▶ What is needed: Retype the entries. Match them exactly.

▶ Listed records:

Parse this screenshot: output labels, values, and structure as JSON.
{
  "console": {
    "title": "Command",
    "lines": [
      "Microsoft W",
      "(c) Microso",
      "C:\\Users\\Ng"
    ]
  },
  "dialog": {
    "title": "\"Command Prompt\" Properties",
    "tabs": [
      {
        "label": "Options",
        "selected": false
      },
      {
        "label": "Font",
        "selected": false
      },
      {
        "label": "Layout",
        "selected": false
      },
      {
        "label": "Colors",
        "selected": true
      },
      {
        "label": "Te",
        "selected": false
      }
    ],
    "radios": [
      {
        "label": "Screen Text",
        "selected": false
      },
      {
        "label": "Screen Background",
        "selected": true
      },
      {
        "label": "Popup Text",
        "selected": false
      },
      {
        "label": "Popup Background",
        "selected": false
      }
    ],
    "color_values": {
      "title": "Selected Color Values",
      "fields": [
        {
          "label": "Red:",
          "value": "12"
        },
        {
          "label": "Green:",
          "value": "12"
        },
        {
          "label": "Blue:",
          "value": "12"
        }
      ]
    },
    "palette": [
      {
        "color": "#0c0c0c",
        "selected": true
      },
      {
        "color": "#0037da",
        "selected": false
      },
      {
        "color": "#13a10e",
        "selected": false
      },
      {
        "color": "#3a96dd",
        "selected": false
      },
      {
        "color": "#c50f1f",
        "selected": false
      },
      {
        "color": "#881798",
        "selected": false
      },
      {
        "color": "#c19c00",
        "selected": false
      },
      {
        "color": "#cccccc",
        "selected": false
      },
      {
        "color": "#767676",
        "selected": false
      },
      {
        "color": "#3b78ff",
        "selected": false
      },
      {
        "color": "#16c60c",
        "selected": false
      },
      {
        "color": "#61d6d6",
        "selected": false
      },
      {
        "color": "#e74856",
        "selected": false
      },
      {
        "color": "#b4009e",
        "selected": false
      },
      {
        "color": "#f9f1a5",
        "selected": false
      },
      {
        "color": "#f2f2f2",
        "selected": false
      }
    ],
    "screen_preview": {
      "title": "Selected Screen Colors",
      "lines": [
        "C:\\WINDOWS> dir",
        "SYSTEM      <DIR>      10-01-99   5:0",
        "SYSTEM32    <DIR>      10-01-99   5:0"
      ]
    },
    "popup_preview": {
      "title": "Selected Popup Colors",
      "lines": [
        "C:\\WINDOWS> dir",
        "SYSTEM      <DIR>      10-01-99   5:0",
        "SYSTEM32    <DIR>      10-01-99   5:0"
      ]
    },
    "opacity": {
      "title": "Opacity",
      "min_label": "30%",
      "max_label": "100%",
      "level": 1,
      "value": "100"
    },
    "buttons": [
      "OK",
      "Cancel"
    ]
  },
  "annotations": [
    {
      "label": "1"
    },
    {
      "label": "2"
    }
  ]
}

▶ Written response:
Parse this screenshot: output labels, values, and structure as JSON.
{
  "console": {
    "title": "Command",
    "lines": [
      "Microsoft W",
      "(c) Microso",
      "C:\\Users\\Ng"
    ]
  },
  "dialog": {
    "title": "\"Command Prompt\" Properties",
    "tabs": [
      {
        "label": "Options",
        "selected": false
      },
      {
        "label": "Font",
        "selected": false
      },
      {
        "label": "Layout",
        "selected": false
      },
      {
        "label": "Colors",
        "selected": true
      },
      {
        "label": "Te",
        "selected": false
      }
    ],
    "radios": [
      {
        "label": "Screen Text",
        "selected": false
      },
      {
        "label": "Screen Background",
        "selected": true
      },
      {
        "label": "Popup Text",
        "selected": false
      },
      {
        "label": "Popup Background",
        "selected": false
      }
    ],
    "color_values": {
      "title": "Selected Color Values",
      "fields": [
        {
          "label": "Red:",
          "value": "12"
        },
        {
          "label": "Green:",
          "value": "12"
        },
        {
          "label": "Blue:",
          "value": "12"
        }
      ]
    },
    "palette": [
      {
        "color": "#0c0c0c",
        "selected": true
      },
      {
        "color": "#0037da",
        "selected": false
      },
      {
        "color": "#13a10e",
        "selected": false
      },
      {
        "color": "#3a96dd",
        "selected": false
      },
      {
        "color": "#c50f1f",
        "selected": false
      },
      {
        "color": "#881798",
        "selected": false
      },
      {
        "color": "#c19c00",
        "selected": false
      },
      {
        "color": "#cccccc",
        "selected": false
      },
      {
        "color": "#767676",
        "selected": false
      },
      {
        "color": "#3b78ff",
        "selected": false
      },
      {
        "color": "#16c60c",
        "selected": false
      },
      {
        "color": "#61d6d6",
        "selected": false
      },
      {
        "color": "#e74856",
        "selected": false
      },
      {
        "color": "#b4009e",
        "selected": false
      },
      {
        "color": "#f9f1a5",
        "selected": false
      },
      {
        "color": "#f2f2f2",
        "selected": false
      }
    ],
    "screen_preview": {
      "title": "Selected Screen Colors",
      "lines": [
        "C:\\WINDOWS> dir",
        "SYSTEM      <DIR>      10-01-99   5:0",
        "SYSTEM32    <DIR>      10-01-99   5:0"
      ]
    },
    "popup_preview": {
      "title": "Selected Popup Colors",
      "lines": [
        "C:\\WINDOWS> dir",
        "SYSTEM      <DIR>      10-01-99   5:0",
        "SYSTEM32    <DIR>      10-01-99   5:0"
      ]
    },
    "opacity": {
      "title": "Opacity",
      "min_label": "30%",
      "max_label": "100%",
      "level": 1,
      "value": "100"
    },
    "buttons": [
      "OK",
      "Cancel"
    ]
  },
  "annotations": [
    {
      "label": "1"
    },
    {
      "label": "2"
    }
  ]
}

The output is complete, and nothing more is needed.